Now my dim sum month is over, I'm going back to posting about characters on Wednesdays. I'm easing back into it by starting with a character that turns up a lot on dim sum menus — 蒸 (zhēng), which means "to cook by steaming".
蒸 confused me a little when I first saw it, since it seems to have both the grass radical (艹) and the fire radical (灬), at the top and bottom respectively, which is where these two radicals are normally placed. We've discussed the issue of multiple radicals here before, though I prefer to stick to the strict definition of a radical: the component of a character under which it's listed in a dictionary, rather than just a component which appears somewhere in a character. However, like 瓣/bàn/petal, 蒸 does appear to have two radicals; it appears in my paper dictionary under both 艹 and 灬 (though CantoDict lists it under 艹 only, and Mandarin Tools concurs).

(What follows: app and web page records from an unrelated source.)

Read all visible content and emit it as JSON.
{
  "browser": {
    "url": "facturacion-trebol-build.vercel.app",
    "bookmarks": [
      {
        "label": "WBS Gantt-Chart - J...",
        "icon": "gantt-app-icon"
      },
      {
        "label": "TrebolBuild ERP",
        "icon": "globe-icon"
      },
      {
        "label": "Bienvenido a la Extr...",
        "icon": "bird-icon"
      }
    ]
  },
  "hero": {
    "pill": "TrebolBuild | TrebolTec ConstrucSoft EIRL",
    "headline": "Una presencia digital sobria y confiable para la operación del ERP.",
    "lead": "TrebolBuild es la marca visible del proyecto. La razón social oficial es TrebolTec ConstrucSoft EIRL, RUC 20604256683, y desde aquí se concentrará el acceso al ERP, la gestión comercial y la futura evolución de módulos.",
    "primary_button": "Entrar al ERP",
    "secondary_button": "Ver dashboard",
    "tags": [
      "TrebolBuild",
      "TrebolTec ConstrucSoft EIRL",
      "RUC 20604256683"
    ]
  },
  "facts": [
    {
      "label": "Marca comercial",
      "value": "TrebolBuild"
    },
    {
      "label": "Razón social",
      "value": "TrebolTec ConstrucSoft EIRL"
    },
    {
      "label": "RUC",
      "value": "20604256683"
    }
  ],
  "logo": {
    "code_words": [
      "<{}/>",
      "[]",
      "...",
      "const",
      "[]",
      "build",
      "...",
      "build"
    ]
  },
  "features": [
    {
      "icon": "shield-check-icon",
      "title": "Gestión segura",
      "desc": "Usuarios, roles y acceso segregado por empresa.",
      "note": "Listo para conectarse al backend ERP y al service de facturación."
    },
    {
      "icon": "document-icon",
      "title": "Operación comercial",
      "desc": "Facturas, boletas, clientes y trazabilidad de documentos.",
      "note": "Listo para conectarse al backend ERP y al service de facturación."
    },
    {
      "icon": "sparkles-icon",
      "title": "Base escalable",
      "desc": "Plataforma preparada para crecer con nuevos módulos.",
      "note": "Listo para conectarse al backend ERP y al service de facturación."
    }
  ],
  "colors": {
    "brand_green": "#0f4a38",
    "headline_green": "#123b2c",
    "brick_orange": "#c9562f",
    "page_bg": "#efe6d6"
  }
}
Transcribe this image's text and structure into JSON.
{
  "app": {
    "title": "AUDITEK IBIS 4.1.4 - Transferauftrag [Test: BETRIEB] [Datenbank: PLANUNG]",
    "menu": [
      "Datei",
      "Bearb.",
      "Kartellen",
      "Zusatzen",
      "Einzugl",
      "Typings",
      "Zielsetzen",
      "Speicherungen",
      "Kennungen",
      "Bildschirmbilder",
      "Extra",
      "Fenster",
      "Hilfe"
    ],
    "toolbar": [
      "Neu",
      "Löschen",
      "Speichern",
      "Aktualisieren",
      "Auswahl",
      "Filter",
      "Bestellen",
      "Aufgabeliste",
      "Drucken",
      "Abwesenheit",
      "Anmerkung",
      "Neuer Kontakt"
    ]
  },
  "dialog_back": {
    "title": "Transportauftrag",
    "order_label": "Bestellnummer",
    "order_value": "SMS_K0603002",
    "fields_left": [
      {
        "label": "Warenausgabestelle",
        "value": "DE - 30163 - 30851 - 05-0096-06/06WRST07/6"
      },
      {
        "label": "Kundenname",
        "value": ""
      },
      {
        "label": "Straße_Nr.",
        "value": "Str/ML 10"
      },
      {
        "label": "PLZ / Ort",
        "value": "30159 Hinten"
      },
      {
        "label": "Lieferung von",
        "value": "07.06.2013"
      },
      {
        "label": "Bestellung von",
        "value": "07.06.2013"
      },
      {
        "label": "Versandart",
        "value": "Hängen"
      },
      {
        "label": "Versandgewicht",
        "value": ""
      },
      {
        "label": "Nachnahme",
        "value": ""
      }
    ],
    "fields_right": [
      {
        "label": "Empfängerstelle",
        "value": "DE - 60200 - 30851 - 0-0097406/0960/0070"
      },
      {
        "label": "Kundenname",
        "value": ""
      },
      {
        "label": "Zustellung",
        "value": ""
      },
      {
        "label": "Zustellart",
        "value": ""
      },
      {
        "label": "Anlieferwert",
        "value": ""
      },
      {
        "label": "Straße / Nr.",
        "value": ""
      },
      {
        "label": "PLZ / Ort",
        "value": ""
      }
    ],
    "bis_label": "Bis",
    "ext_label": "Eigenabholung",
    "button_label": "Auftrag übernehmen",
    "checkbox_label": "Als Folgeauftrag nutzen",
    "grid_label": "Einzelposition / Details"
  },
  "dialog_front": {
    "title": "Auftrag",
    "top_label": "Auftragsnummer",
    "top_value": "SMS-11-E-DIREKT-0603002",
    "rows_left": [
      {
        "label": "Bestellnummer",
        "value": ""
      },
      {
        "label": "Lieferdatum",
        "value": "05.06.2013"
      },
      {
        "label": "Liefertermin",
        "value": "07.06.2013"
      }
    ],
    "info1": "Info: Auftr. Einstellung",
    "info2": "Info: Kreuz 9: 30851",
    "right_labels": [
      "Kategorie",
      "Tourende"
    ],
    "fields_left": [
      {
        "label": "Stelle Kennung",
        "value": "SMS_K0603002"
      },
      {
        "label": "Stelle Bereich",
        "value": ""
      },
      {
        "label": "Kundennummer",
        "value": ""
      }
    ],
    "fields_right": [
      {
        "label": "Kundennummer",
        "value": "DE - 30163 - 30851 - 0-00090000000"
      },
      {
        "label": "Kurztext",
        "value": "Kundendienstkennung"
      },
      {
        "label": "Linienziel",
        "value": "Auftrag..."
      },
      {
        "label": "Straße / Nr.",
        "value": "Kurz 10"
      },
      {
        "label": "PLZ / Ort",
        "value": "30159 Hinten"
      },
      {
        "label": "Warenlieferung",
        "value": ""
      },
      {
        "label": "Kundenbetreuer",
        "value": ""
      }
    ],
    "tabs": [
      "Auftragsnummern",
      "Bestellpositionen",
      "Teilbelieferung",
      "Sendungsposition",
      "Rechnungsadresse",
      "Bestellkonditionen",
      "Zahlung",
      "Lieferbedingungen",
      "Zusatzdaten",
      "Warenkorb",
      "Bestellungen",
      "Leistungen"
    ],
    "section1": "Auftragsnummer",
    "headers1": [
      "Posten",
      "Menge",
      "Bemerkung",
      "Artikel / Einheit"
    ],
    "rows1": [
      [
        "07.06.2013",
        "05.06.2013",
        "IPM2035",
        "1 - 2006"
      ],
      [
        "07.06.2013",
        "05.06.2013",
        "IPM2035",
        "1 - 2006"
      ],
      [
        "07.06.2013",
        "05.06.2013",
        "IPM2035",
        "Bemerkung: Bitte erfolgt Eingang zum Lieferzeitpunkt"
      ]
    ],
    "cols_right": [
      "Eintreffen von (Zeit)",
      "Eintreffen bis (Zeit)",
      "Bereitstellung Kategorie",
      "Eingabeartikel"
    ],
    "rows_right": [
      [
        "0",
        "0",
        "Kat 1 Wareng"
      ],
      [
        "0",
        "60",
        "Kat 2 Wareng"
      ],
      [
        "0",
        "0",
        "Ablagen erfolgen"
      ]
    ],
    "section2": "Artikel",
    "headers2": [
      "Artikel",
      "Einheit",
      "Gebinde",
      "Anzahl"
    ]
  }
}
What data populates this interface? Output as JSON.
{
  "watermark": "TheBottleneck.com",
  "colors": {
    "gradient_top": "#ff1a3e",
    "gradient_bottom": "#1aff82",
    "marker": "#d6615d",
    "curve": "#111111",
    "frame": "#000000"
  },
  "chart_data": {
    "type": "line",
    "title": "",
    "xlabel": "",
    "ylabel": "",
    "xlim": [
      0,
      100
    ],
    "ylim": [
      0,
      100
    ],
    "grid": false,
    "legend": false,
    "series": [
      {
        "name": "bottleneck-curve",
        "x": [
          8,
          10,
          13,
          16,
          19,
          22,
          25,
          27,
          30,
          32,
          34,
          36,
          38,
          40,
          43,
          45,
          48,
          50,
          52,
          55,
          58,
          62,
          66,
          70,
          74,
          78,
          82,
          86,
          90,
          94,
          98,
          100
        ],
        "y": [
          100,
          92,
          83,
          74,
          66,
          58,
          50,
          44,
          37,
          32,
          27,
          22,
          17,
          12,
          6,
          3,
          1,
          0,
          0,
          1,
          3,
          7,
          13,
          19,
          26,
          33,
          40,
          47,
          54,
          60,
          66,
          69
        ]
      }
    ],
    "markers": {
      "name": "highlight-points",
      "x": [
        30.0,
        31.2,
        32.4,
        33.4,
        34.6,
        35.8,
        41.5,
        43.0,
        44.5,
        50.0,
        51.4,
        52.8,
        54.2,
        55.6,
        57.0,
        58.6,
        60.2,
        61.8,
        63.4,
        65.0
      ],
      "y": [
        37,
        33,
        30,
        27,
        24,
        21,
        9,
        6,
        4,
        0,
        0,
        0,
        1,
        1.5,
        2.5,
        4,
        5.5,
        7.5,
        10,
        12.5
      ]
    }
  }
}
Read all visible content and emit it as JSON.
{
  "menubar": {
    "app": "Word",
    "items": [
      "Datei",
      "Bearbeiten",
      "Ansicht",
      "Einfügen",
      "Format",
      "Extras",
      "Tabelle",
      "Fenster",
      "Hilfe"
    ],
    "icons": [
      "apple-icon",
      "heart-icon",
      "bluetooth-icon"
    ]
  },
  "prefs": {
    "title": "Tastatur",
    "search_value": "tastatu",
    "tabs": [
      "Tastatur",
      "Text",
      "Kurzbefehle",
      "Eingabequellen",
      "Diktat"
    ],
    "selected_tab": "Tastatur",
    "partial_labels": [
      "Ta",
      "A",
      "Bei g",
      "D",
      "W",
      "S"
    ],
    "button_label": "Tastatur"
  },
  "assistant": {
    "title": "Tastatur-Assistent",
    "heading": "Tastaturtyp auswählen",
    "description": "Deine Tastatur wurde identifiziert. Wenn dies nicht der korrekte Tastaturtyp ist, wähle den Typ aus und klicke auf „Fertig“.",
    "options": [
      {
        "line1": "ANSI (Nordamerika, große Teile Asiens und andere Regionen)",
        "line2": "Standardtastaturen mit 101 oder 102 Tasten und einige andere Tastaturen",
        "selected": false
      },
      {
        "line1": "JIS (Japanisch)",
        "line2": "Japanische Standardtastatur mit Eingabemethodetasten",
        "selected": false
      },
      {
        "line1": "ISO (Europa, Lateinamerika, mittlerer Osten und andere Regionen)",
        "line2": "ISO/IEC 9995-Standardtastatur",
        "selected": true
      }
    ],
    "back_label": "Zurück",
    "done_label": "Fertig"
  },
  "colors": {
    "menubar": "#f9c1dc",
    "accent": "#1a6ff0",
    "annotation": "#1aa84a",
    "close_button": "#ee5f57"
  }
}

As well as being a common character on dim sum menus, 蒸 appears in other Chinese menu contexts too. Steaming is actually a pretty common Chinese cooking method, particularly for fish — the steaming process is quite a gentle one, mechanically-speaking, so the delicate flesh is protected. I'll be posting more about steamed fish on Friday!
Here are some dishes that use 蒸 in their names (a couple of which I've mentioned before):
|豉汁蒸排骨||chǐ zhī zhēng pái gǔ||steamed spare ribs (排骨) in black bean sauce (豉汁)|
|剁椒蒸鱸魚||duò jiāo zhēng lú yú||steamed sea bass (鱸魚) with minced chillies (剁椒)|
|清蒸鱸魚||qīng zhēng lú yú||"clear-steamed" sea bass (Cantonese-style, flavoured with ginger and spring onions)|
|醬椒蒸魚頭||jiàng jiāo zhēng yú tóu||steamed fish head (魚頭) with chilli paste (醬椒)|
|粉蒸牛肉||fěn zhēng niú ròu||steamed beef (牛肉) with coarsely-ground roasted rice (粉)|
|蟹黃蒸燒賣||xiè huáng zhēng shāo mài||steamed siu mai (燒賣) topped with crab roe (蟹黃)|
|蒸:||zhēng||radical 140 (艸/艹)||Cantodict||MandarinTools||YellowBridge||Zhongwen|